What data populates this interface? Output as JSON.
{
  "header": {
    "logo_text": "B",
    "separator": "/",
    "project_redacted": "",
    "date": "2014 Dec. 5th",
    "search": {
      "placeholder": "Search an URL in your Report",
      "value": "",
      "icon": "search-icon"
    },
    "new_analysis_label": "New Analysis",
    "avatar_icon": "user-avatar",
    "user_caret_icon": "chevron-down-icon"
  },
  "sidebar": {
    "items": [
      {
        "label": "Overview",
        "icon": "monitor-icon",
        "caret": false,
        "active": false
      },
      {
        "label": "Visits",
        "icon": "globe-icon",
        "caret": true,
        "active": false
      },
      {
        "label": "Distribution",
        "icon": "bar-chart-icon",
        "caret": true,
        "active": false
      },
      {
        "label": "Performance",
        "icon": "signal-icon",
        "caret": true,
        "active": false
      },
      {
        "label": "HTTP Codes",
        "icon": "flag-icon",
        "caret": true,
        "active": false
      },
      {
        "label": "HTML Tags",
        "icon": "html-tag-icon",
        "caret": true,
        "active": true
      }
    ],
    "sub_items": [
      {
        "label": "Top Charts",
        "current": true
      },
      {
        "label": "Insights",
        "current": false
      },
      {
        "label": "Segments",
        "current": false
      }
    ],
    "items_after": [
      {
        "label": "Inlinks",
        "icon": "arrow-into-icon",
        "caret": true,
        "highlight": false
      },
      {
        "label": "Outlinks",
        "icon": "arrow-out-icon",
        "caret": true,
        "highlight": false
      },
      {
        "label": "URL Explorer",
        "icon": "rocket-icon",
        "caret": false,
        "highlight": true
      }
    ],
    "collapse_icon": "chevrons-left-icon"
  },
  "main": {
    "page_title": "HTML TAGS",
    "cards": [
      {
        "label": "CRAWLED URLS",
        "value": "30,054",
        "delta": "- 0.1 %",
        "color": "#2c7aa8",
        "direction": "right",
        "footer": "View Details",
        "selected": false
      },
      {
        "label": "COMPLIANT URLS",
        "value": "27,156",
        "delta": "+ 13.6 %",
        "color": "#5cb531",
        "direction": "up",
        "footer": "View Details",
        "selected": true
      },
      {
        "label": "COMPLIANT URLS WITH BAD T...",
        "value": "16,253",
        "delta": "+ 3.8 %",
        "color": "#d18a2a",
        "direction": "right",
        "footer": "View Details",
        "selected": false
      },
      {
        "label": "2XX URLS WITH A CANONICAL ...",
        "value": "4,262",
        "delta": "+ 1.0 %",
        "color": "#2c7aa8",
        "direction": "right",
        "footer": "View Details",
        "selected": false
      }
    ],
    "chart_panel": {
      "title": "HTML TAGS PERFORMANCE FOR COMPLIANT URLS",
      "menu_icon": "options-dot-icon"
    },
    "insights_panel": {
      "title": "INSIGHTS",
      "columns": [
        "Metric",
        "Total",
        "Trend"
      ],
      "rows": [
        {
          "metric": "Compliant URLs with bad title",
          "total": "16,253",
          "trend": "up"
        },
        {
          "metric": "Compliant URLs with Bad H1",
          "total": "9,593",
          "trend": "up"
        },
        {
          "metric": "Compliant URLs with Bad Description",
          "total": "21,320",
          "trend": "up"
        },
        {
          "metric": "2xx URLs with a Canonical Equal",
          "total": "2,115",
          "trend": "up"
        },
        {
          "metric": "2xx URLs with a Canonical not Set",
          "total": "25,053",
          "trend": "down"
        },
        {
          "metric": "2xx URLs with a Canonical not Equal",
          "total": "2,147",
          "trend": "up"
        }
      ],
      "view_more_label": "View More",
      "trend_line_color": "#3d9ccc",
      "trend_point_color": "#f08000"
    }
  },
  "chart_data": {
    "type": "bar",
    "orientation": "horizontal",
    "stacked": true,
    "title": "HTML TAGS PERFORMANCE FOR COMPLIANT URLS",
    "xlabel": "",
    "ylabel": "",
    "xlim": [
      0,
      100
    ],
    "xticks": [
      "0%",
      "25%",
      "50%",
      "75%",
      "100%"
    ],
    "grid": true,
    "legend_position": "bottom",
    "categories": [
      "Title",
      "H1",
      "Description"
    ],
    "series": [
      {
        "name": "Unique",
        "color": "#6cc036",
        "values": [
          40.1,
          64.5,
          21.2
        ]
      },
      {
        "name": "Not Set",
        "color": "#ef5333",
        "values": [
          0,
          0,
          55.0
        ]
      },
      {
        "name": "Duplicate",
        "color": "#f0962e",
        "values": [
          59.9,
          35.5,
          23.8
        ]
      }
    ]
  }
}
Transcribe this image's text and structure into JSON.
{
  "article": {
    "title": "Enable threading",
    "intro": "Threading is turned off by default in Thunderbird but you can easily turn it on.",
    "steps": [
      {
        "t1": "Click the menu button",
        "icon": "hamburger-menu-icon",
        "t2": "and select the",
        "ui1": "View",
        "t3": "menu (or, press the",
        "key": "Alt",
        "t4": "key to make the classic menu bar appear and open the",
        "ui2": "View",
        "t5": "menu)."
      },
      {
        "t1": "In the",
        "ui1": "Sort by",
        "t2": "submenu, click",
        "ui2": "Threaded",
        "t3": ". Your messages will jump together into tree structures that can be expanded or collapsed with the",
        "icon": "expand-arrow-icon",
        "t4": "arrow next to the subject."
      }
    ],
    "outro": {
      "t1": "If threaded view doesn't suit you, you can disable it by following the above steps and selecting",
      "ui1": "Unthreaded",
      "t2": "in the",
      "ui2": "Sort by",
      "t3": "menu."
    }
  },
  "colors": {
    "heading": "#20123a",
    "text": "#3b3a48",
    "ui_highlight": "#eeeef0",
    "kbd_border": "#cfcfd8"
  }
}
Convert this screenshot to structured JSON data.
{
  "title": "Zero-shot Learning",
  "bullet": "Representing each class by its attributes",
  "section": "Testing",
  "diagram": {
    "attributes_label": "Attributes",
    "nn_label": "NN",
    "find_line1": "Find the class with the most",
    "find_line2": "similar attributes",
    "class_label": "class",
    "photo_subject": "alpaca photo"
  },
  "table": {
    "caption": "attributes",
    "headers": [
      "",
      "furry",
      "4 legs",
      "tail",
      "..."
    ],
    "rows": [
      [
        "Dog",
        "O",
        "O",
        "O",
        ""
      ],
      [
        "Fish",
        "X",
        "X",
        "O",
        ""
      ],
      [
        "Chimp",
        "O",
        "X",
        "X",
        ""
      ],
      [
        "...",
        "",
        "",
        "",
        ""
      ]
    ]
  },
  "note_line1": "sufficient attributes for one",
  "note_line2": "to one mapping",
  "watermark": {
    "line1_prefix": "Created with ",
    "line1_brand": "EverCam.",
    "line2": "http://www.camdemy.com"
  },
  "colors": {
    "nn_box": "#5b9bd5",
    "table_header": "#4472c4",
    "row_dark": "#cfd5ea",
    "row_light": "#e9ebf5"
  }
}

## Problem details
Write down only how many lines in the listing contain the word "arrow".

## Solution
4